■ WHAT TO PRODUCE: For this exercise, an exact copy is needed of only the lines from the one containing "Parse this screenshot: output" through the end of the data, with pictures left out.

[Records from a dataset]
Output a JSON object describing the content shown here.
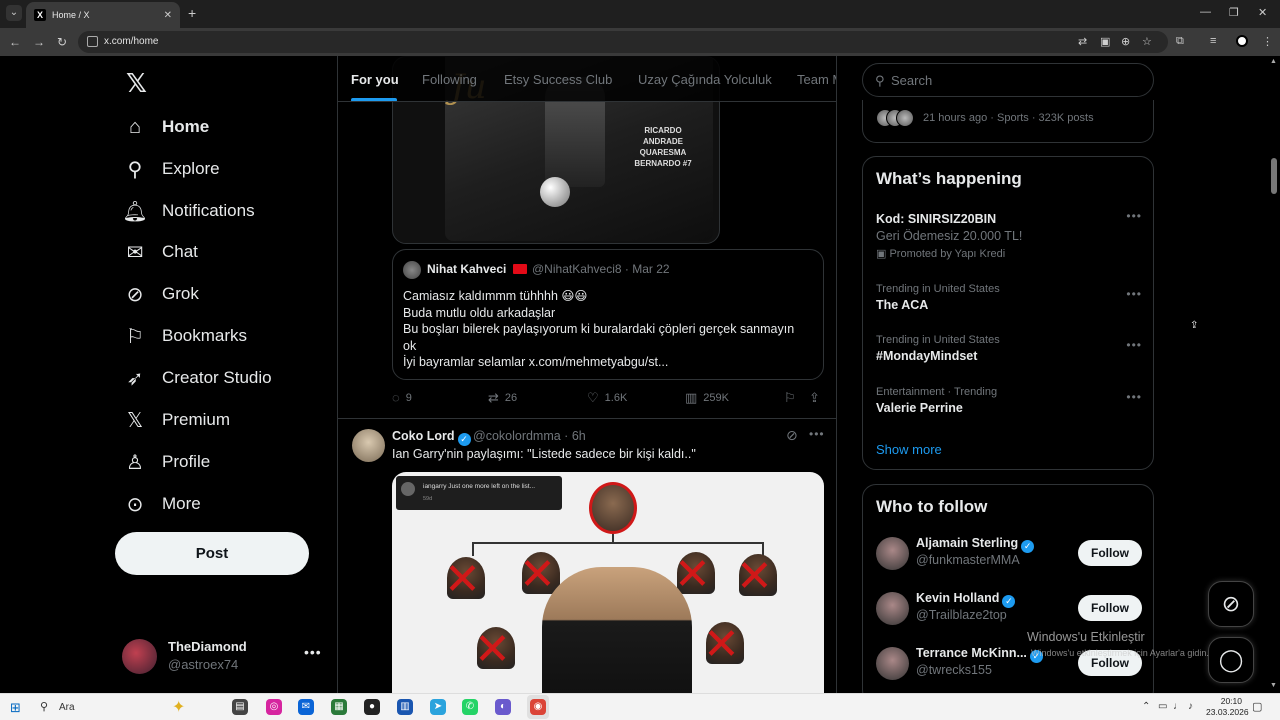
{
  "browser": {
    "tab_title": "Home / X",
    "tab_favicon": "X",
    "url": "x.com/home",
    "colors": {
      "tabstrip": "#1f1f1f",
      "toolbar": "#3a3a3a"
    }
  },
  "sidebar": {
    "logo": "𝕏",
    "items": [
      {
        "label": "Home",
        "icon": "home-icon",
        "glyph": "⌂",
        "active": true
      },
      {
        "label": "Explore",
        "icon": "search-icon",
        "glyph": "⚲"
      },
      {
        "label": "Notifications",
        "icon": "bell-icon",
        "glyph": "🔔︎"
      },
      {
        "label": "Chat",
        "icon": "mail-icon",
        "glyph": "✉"
      },
      {
        "label": "Grok",
        "icon": "grok-icon",
        "glyph": "⊘"
      },
      {
        "label": "Bookmarks",
        "icon": "bookmark-icon",
        "glyph": "⚐"
      },
      {
        "label": "Creator Studio",
        "icon": "rocket-icon",
        "glyph": "➶"
      },
      {
        "label": "Premium",
        "icon": "x-logo-icon",
        "glyph": "𝕏"
      },
      {
        "label": "Profile",
        "icon": "person-icon",
        "glyph": "♙"
      },
      {
        "label": "More",
        "icon": "more-circle-icon",
        "glyph": "⊙"
      }
    ],
    "post_label": "Post",
    "account": {
      "name": "TheDiamond",
      "handle": "@astroex74"
    }
  },
  "feed": {
    "tabs": [
      "For you",
      "Following",
      "Etsy Success Club",
      "Uzay Çağında Yolculuk",
      "Team M"
    ],
    "media_top": {
      "signature": "Ju",
      "jersey_text": "RICARDO ANDRADE QUARESMA BERNARDO #7"
    },
    "quote": {
      "name": "Nihat Kahveci",
      "handle": "@NihatKahveci8 · Mar 22",
      "lines": [
        "Camiasız kaldımmm tühhhh 😃😃",
        "Buda mutlu oldu  arkadaşlar",
        "Bu boşları bilerek paylaşıyorum ki buralardaki çöpleri gerçek sanmayın",
        "ok",
        "İyi bayramlar selamlar x.com/mehmetyabgu/st..."
      ]
    },
    "actions": {
      "replies": "9",
      "reposts": "26",
      "likes": "1.6K",
      "views": "259K"
    },
    "post2": {
      "name": "Coko Lord",
      "handle": "@cokolordmma · 6h",
      "text": "Ian Garry'nin paylaşımı: \"Listede sadece bir kişi kaldı..\"",
      "embed_user": "iangarry",
      "embed_text": "Just one more left on the list...",
      "embed_time": "59d"
    }
  },
  "right": {
    "search_placeholder": "Search",
    "top_trend_meta": "21 hours ago · Sports · 323K posts",
    "happening_title": "What’s happening",
    "trends": [
      {
        "context": "",
        "name": "Kod: SINIRSIZ20BIN",
        "sub": "Geri Ödemesiz 20.000 TL!",
        "promo": "Promoted by Yapı Kredi"
      },
      {
        "context": "Trending in United States",
        "name": "The ACA"
      },
      {
        "context": "Trending in United States",
        "name": "#MondayMindset"
      },
      {
        "context": "Entertainment · Trending",
        "name": "Valerie Perrine"
      }
    ],
    "show_more": "Show more",
    "wtf_title": "Who to follow",
    "follow_label": "Follow",
    "suggestions": [
      {
        "name": "Aljamain Sterling",
        "handle": "@funkmasterMMA"
      },
      {
        "name": "Kevin Holland",
        "handle": "@Trailblaze2top"
      },
      {
        "name": "Terrance McKinn...",
        "handle": "@twrecks155"
      }
    ]
  },
  "overlay": {
    "activation_title": "Windows'u Etkinleştir",
    "activation_sub": "Windows'u etkinleştirmek için Ayarlar'a gidin."
  },
  "taskbar": {
    "search_label": "Ara",
    "time": "20:10",
    "date": "23.03.2026"
  },
  "colors": {
    "accent": "#1d9bf0",
    "background": "#000000",
    "border": "#2f3336",
    "muted": "#71767b"
  }
}
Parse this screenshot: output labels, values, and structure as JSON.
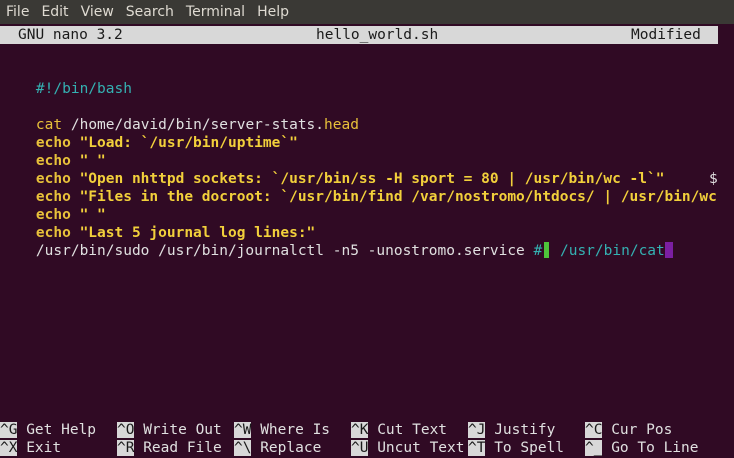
{
  "menu": {
    "items": [
      "File",
      "Edit",
      "View",
      "Search",
      "Terminal",
      "Help"
    ]
  },
  "nano": {
    "version": "GNU nano 3.2",
    "filename": "hello_world.sh",
    "status": "Modified"
  },
  "editor": {
    "line1": "#!/bin/bash",
    "line2_kw": "cat",
    "line2_path": " /home/david/bin/server-stats.",
    "line2_ext": "head",
    "line3_kw": "echo",
    "line3_str": " \"Load: `/usr/bin/uptime`\"",
    "line4_kw": "echo",
    "line4_str": " \" \"",
    "line5_kw": "echo",
    "line5_str": " \"Open nhttpd sockets: `/usr/bin/ss -H sport = 80 | /usr/bin/wc -l`\"",
    "line6_kw": "echo",
    "line6_str": " \"Files in the docroot: `/usr/bin/find /var/nostromo/htdocs/ | /usr/bin/wc",
    "line6_marker": "$",
    "line7_kw": "echo",
    "line7_str": " \" \"",
    "line8_kw": "echo",
    "line8_str": " \"Last 5 journal log lines:\"",
    "line9_cmd": "/usr/bin/sudo /usr/bin/journalctl -n5 -unostromo.service ",
    "line9_hash": "#",
    "line9_tail": " /usr/bin/cat"
  },
  "shortcuts": {
    "row1": [
      {
        "key": "^G",
        "label": "Get Help"
      },
      {
        "key": "^O",
        "label": "Write Out"
      },
      {
        "key": "^W",
        "label": "Where Is"
      },
      {
        "key": "^K",
        "label": "Cut Text"
      },
      {
        "key": "^J",
        "label": "Justify"
      },
      {
        "key": "^C",
        "label": "Cur Pos"
      }
    ],
    "row2": [
      {
        "key": "^X",
        "label": "Exit"
      },
      {
        "key": "^R",
        "label": "Read File"
      },
      {
        "key": "^\\",
        "label": "Replace"
      },
      {
        "key": "^U",
        "label": "Uncut Text"
      },
      {
        "key": "^T",
        "label": "To Spell"
      },
      {
        "key": "^_",
        "label": "Go To Line"
      }
    ]
  }
}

■ ANSWER BOX:
Parse this screenshot: output labels, values, and structure as JSON.
{
  "menu": {
    "items": [
      "File",
      "Edit",
      "View",
      "Search",
      "Terminal",
      "Help"
    ]
  },
  "nano": {
    "version": "GNU nano 3.2",
    "filename": "hello_world.sh",
    "status": "Modified"
  },
  "editor": {
    "line1": "#!/bin/bash",
    "line2_kw": "cat",
    "line2_path": " /home/david/bin/server-stats.",
    "line2_ext": "head",
    "line3_kw": "echo",
    "line3_str": " \"Load: `/usr/bin/uptime`\"",
    "line4_kw": "echo",
    "line4_str": " \" \"",
    "line5_kw": "echo",
    "line5_str": " \"Open nhttpd sockets: `/usr/bin/ss -H sport = 80 | /usr/bin/wc -l`\"",
    "line6_kw": "echo",
    "line6_str": " \"Files in the docroot: `/usr/bin/find /var/nostromo/htdocs/ | /usr/bin/wc",
    "line6_marker": "$",
    "line7_kw": "echo",
    "line7_str": " \" \"",
    "line8_kw": "echo",
    "line8_str": " \"Last 5 journal log lines:\"",
    "line9_cmd": "/usr/bin/sudo /usr/bin/journalctl -n5 -unostromo.service ",
    "line9_hash": "#",
    "line9_tail": " /usr/bin/cat"
  },
  "shortcuts": {
    "row1": [
      {
        "key": "^G",
        "label": "Get Help"
      },
      {
        "key": "^O",
        "label": "Write Out"
      },
      {
        "key": "^W",
        "label": "Where Is"
      },
      {
        "key": "^K",
        "label": "Cut Text"
      },
      {
        "key": "^J",
        "label": "Justify"
      },
      {
        "key": "^C",
        "label": "Cur Pos"
      }
    ],
    "row2": [
      {
        "key": "^X",
        "label": "Exit"
      },
      {
        "key": "^R",
        "label": "Read File"
      },
      {
        "key": "^\\",
        "label": "Replace"
      },
      {
        "key": "^U",
        "label": "Uncut Text"
      },
      {
        "key": "^T",
        "label": "To Spell"
      },
      {
        "key": "^_",
        "label": "Go To Line"
      }
    ]
  }
}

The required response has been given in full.